BEGIN

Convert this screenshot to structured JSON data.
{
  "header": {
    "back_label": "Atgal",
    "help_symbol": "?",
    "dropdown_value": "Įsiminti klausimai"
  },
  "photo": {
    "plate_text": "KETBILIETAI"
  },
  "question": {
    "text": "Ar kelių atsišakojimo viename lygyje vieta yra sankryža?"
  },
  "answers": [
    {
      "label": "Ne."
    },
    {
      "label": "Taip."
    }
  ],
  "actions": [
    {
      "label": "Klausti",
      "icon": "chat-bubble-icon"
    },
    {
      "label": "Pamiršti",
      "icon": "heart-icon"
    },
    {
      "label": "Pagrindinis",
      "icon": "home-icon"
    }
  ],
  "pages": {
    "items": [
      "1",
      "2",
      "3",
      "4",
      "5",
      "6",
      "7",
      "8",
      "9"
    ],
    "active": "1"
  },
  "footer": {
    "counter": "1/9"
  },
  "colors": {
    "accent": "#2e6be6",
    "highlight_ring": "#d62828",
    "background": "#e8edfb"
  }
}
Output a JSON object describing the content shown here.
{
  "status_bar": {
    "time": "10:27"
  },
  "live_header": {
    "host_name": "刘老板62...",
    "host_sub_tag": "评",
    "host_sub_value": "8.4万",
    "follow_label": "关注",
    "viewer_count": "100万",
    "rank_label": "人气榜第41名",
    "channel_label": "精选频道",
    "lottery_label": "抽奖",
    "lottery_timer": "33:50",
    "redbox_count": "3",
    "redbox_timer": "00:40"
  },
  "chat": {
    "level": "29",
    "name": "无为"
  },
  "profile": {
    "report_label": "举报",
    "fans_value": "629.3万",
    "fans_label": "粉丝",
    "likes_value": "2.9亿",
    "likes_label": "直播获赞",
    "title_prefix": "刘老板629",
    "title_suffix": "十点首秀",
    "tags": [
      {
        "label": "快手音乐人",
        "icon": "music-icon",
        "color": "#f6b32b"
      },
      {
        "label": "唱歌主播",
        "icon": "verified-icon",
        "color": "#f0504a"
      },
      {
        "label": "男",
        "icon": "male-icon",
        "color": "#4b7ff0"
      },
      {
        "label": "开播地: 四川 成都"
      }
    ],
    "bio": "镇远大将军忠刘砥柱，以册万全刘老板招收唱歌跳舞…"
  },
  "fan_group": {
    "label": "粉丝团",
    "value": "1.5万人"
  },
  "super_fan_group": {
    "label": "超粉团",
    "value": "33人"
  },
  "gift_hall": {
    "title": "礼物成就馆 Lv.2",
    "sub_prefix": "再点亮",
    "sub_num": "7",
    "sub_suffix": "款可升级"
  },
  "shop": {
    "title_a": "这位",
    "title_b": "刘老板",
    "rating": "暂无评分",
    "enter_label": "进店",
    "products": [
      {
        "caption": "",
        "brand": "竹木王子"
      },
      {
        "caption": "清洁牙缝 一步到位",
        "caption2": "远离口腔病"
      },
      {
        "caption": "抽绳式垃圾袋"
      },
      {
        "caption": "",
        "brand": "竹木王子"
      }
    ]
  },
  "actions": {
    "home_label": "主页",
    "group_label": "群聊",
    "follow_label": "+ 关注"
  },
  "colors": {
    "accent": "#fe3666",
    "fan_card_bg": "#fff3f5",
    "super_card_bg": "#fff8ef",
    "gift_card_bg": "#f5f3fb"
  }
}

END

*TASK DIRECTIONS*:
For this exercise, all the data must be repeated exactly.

*EXPECTED ANSWER*:
Convert this screenshot to structured JSON data.
{
  "header": {
    "back_label": "Atgal",
    "help_symbol": "?",
    "dropdown_value": "Įsiminti klausimai"
  },
  "photo": {
    "plate_text": "KETBILIETAI"
  },
  "question": {
    "text": "Ar kelių atsišakojimo viename lygyje vieta yra sankryža?"
  },
  "answers": [
    {
      "label": "Ne."
    },
    {
      "label": "Taip."
    }
  ],
  "actions": [
    {
      "label": "Klausti",
      "icon": "chat-bubble-icon"
    },
    {
      "label": "Pamiršti",
      "icon": "heart-icon"
    },
    {
      "label": "Pagrindinis",
      "icon": "home-icon"
    }
  ],
  "pages": {
    "items": [
      "1",
      "2",
      "3",
      "4",
      "5",
      "6",
      "7",
      "8",
      "9"
    ],
    "active": "1"
  },
  "footer": {
    "counter": "1/9"
  },
  "colors": {
    "accent": "#2e6be6",
    "highlight_ring": "#d62828",
    "background": "#e8edfb"
  }
}
Output a JSON object describing the content shown here.
{
  "status_bar": {
    "time": "10:27"
  },
  "live_header": {
    "host_name": "刘老板62...",
    "host_sub_tag": "评",
    "host_sub_value": "8.4万",
    "follow_label": "关注",
    "viewer_count": "100万",
    "rank_label": "人气榜第41名",
    "channel_label": "精选频道",
    "lottery_label": "抽奖",
    "lottery_timer": "33:50",
    "redbox_count": "3",
    "redbox_timer": "00:40"
  },
  "chat": {
    "level": "29",
    "name": "无为"
  },
  "profile": {
    "report_label": "举报",
    "fans_value": "629.3万",
    "fans_label": "粉丝",
    "likes_value": "2.9亿",
    "likes_label": "直播获赞",
    "title_prefix": "刘老板629",
    "title_suffix": "十点首秀",
    "tags": [
      {
        "label": "快手音乐人",
        "icon": "music-icon",
        "color": "#f6b32b"
      },
      {
        "label": "唱歌主播",
        "icon": "verified-icon",
        "color": "#f0504a"
      },
      {
        "label": "男",
        "icon": "male-icon",
        "color": "#4b7ff0"
      },
      {
        "label": "开播地: 四川 成都"
      }
    ],
    "bio": "镇远大将军忠刘砥柱，以册万全刘老板招收唱歌跳舞…"
  },
  "fan_group": {
    "label": "粉丝团",
    "value": "1.5万人"
  },
  "super_fan_group": {
    "label": "超粉团",
    "value": "33人"
  },
  "gift_hall": {
    "title": "礼物成就馆 Lv.2",
    "sub_prefix": "再点亮",
    "sub_num": "7",
    "sub_suffix": "款可升级"
  },
  "shop": {
    "title_a": "这位",
    "title_b": "刘老板",
    "rating": "暂无评分",
    "enter_label": "进店",
    "products": [
      {
        "caption": "",
        "brand": "竹木王子"
      },
      {
        "caption": "清洁牙缝 一步到位",
        "caption2": "远离口腔病"
      },
      {
        "caption": "抽绳式垃圾袋"
      },
      {
        "caption": "",
        "brand": "竹木王子"
      }
    ]
  },
  "actions": {
    "home_label": "主页",
    "group_label": "群聊",
    "follow_label": "+ 关注"
  },
  "colors": {
    "accent": "#fe3666",
    "fan_card_bg": "#fff3f5",
    "super_card_bg": "#fff8ef",
    "gift_card_bg": "#f5f3fb"
  }
}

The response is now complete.